Entrepreneurship: a Practice in Just Seeing What Happens

May 17, 2018

“Julie and I have been in business for 33 years; I would call the past 30 years stagnant but we have been on fire for the past 3 years. I truly believe that Ball Ground is the new place to be. I’ve met several people who have either moved in with big plans for a business or are thinking about moving in with big plans for their business,” said David Boone during his presentation at the 1 Million Cups Cherokee (1MC) gathering Wednesday morning.

This gathering was particularly special due to its new location at the Ball Ground Burger Bus in Ball Ground’s historic downtown district. Burger Bus owner Dylan Brown, a previous Lunch Circuit presenter, opened the doors to welcome Cherokee’s entrepreneurial community and the audience had a grand time connecting over cups of coffee and vintage bus seats.

Jonathan Chambers, Community Manager of Entrepreneurship for the Cherokee Office of Economic Development, introduced Julie and David Boone, the couple behind Wild Cat on a Wing art gallery Feather’s Edge Vineyard and Wild Cat on a Wing art gallery, by telling the story of how he found them. Crunched for time to find a speaker for the gathering, Chambers scoured Ball Ground for a small business owner willing to tell their story. The Boone’s and their recent vineyard venture came up in conversation several times and Chambers took the chance to seek the couple out. Fortunately for Chambers, David is a man who “recognizes that his success comes from meeting the right people at the right time,” and agreed to share his business model at 1MC Cherokee.

“It all began when I bought a ’72 Corvette that I couldn’t afford. I sold the car, made some money off of it, and with our combined savings we were able to buy a house. We didn’t have but two nickels to rub together, but it was ours,” David recounts, nodding to his wife and business partner Julie sitting in the first bus seat.

Julie and Dave set up their shop to make paper for artists, a real life Dunder Mifflin if you will, when they started an art gallery, Wild Cat on a Wing, and worked with the artists to sell birdhouses. “We have sold over 60,000 birdhouses over the past 30 years.” Accruing additional fine art pieces was the natural next step and when the economy took a downturn in 2007, the pair turned to the property to supplement their income. After careful research and guidance they built a five-acre vineyard and partnered with Three Sisters Wine to build their own tasting room, which lead them to where they are today: a small business looking to expand.

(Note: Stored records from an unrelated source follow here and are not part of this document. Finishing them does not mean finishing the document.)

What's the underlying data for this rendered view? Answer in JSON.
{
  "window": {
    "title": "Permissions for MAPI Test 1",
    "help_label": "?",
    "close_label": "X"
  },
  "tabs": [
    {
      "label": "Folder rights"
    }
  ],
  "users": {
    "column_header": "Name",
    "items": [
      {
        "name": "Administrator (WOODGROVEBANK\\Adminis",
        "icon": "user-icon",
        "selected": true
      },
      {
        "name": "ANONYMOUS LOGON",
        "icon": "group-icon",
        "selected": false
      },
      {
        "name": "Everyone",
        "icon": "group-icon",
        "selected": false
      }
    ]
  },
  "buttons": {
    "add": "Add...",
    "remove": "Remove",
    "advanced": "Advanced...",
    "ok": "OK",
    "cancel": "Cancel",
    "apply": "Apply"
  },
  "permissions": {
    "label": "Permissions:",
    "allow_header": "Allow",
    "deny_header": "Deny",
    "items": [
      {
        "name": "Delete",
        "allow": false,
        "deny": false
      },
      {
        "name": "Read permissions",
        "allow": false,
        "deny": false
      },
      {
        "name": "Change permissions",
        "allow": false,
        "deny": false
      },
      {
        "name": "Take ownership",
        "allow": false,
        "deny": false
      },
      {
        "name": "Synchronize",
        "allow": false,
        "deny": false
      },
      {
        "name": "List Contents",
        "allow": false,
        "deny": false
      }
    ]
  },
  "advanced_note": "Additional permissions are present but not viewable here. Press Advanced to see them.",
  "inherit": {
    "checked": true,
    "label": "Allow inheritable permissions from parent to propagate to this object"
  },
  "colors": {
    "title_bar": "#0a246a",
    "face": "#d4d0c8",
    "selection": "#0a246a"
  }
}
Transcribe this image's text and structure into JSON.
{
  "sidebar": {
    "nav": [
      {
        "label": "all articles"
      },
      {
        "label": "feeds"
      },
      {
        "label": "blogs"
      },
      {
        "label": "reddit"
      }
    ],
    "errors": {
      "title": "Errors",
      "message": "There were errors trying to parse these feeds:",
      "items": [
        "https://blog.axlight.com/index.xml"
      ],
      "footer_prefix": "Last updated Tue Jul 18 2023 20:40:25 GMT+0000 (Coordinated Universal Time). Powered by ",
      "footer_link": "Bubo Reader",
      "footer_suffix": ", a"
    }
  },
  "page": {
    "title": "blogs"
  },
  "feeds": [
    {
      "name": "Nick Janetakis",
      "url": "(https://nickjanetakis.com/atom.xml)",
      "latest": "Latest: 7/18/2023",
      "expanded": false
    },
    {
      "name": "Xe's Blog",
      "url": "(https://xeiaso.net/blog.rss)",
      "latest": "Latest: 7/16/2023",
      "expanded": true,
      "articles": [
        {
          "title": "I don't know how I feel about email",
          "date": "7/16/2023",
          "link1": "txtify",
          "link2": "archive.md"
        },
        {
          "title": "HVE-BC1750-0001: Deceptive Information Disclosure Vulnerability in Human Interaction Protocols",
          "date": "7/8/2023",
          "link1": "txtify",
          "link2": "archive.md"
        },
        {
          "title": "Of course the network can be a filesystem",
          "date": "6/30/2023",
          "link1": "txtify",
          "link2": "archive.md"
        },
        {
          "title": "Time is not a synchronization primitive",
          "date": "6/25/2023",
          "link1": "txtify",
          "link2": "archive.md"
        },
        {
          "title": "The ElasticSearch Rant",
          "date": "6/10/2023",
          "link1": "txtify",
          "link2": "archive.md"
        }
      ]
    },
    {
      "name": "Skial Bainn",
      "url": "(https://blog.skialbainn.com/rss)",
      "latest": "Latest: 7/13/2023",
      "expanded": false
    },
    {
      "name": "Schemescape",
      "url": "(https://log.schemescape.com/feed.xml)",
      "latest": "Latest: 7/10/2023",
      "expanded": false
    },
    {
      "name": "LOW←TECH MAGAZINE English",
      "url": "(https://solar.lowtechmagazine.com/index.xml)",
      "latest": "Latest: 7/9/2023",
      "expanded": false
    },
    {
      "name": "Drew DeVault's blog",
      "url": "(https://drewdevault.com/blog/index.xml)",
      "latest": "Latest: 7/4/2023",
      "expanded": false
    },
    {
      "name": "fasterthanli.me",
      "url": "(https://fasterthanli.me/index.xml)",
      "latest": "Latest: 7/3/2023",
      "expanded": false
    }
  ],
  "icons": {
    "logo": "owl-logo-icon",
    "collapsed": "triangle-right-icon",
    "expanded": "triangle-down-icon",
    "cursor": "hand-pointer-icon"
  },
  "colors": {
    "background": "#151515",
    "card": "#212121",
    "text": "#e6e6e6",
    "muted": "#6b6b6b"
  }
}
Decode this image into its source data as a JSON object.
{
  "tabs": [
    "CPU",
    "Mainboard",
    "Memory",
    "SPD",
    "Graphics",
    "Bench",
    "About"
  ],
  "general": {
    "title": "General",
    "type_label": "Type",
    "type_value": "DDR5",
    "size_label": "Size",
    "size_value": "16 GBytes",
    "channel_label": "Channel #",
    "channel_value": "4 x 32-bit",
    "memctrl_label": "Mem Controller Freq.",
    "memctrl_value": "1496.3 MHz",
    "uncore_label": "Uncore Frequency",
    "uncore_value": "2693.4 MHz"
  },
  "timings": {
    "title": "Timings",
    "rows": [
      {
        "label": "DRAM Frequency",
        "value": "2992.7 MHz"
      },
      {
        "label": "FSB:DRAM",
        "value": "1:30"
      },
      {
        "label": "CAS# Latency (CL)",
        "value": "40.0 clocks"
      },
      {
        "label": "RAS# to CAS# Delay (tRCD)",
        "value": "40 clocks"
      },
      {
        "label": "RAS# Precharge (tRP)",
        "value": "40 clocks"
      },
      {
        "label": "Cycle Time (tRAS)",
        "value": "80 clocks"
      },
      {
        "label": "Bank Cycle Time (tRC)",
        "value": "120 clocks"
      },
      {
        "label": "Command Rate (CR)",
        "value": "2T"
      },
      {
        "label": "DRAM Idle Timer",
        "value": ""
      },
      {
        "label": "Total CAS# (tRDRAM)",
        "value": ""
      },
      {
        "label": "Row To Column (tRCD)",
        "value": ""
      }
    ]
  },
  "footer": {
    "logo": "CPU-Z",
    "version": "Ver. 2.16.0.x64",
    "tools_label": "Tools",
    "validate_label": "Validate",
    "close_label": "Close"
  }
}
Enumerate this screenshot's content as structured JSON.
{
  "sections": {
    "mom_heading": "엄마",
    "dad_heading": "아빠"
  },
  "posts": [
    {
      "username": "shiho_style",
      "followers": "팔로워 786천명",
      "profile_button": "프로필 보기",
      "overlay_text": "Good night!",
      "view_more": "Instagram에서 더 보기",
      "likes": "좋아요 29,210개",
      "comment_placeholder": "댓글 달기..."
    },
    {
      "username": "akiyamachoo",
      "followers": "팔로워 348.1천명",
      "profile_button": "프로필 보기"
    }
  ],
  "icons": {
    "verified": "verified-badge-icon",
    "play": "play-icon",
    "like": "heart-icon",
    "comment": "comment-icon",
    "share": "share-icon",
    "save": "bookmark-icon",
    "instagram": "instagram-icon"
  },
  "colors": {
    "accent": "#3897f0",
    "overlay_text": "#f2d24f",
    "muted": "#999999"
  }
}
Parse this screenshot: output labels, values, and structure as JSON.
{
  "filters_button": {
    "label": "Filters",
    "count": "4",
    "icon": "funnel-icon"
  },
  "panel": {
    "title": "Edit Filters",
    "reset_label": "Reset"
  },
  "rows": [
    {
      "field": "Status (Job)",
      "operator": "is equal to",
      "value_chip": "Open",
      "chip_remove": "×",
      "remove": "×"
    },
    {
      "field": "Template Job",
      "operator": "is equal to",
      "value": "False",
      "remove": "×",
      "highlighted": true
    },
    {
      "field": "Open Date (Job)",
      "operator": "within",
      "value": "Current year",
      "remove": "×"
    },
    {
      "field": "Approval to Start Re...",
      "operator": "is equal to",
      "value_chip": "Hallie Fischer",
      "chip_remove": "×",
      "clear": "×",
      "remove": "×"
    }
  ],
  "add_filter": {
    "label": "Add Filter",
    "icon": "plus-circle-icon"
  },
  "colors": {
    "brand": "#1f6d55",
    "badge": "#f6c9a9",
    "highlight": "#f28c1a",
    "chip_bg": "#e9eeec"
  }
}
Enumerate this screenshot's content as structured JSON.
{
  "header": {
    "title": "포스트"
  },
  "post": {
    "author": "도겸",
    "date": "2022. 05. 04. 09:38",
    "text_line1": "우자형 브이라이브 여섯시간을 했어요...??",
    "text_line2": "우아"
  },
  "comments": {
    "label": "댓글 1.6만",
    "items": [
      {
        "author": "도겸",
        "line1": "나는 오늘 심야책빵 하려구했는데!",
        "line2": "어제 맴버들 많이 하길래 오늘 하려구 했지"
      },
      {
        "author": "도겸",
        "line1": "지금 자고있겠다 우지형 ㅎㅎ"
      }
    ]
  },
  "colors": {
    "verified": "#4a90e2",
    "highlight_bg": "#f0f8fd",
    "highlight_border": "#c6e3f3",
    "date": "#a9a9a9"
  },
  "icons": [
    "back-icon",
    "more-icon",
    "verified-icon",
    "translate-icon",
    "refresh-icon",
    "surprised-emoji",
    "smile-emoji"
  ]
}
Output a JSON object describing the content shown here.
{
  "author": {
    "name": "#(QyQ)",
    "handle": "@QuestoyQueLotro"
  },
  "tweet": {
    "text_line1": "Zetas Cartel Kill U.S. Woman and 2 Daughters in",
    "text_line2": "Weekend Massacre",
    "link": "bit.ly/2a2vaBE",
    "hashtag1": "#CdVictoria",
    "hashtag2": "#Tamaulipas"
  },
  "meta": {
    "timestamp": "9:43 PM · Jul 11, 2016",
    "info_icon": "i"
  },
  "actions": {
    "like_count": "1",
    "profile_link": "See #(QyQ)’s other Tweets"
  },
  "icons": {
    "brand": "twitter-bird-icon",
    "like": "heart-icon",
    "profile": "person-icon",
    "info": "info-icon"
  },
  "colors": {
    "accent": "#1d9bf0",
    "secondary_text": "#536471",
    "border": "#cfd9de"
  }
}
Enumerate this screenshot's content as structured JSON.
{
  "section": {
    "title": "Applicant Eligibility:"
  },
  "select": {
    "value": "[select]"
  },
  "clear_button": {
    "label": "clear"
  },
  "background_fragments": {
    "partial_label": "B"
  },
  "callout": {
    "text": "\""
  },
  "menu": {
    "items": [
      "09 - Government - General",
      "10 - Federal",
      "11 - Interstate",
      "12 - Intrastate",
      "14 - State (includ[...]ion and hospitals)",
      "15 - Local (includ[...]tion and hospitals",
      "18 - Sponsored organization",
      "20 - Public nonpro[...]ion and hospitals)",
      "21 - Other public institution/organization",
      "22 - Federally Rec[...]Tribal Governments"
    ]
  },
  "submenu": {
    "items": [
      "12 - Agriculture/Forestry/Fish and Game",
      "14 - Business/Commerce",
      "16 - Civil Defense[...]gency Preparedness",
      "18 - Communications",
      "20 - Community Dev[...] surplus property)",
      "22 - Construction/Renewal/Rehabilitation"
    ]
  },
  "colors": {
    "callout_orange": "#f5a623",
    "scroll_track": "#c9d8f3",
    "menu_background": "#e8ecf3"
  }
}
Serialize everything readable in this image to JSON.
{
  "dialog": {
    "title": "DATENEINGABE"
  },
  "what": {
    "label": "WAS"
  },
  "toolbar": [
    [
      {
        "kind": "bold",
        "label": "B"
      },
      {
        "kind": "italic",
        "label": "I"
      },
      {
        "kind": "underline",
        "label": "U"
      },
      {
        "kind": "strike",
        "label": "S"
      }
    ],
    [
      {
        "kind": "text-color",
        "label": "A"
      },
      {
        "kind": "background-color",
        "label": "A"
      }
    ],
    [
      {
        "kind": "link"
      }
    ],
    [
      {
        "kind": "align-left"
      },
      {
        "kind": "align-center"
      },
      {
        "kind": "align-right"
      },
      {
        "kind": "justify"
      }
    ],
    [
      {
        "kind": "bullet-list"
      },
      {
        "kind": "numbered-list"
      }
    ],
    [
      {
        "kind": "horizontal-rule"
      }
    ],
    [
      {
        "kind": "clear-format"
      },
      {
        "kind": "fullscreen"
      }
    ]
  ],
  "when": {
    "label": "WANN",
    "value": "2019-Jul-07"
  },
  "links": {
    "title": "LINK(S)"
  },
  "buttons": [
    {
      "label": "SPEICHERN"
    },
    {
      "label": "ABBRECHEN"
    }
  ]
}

“Last week was the biggest week of our career,” said David. He is talking about their new tasting room and outdoor music venture. During the research period, David found that vineyards are incredibly competitive, and it is imperative to offer more than a tasting room in order to attract customers. David and Julie landed on constructing an amphitheater to open their doors to a younger crowd. “We have found that there has been a resurgence of the gallery through the wine. Younger people have not experienced a good economy and never had the extra money to spend on fine art pieces like they have the opportunity to do now.”

David spoke on the troubles of promoting the new event space to those outside of the Ball Ground area. Without any promotion of their art gallery, Wild Cat on a Wing, David and Julie had no issues garnering business. “On our very first day, Julie said ‘Let’s open the gate and see what happens,’ and as she opened the gate a car pulled in and we have had a constant flow of business ever since.”

The audience was receptive to the issues of targeting an audience and building a loyal tribe around a product or idea. The general consensus was that promotion through social media would prove the most beneficial for entrepreneurs on a limited budget.

During the Q&A session, an audience member asked what advice David would have given his younger self. “You need to go for it wholeheartedly,” David quickly replied. “The risks you take are huge but being young and without a family is the best time to make huge risks. You can’t just tiptoe into your idea, you have to dive in and go for it.”

You heard it from David, it’s time to #riseup Cherokee and commit to that idea you’ve been floating around for so long! Bring that idea with you to our next 1MC Cherokee gathering at the Circuit on June 6th and find feedback and support from our entrepreneurial community.


Free, bi-weekly program developed by the Kauffman Foundation

helps build startup communities nationwide.

To learn more about 1MC or if you are interested in being a presenter, please visit the website to be directed to the application.

If you missed the event this morning, you can still access all the fun! All of the 1MC Cherokee events will be live streamed and recorded. So, pour yourself a cup of coffee and check out the presentation here:

1MC Cherokee will meet back at The Circuit on June 6th and be at the Holly Springs Train Depot on June 20th from 9-10:00 am.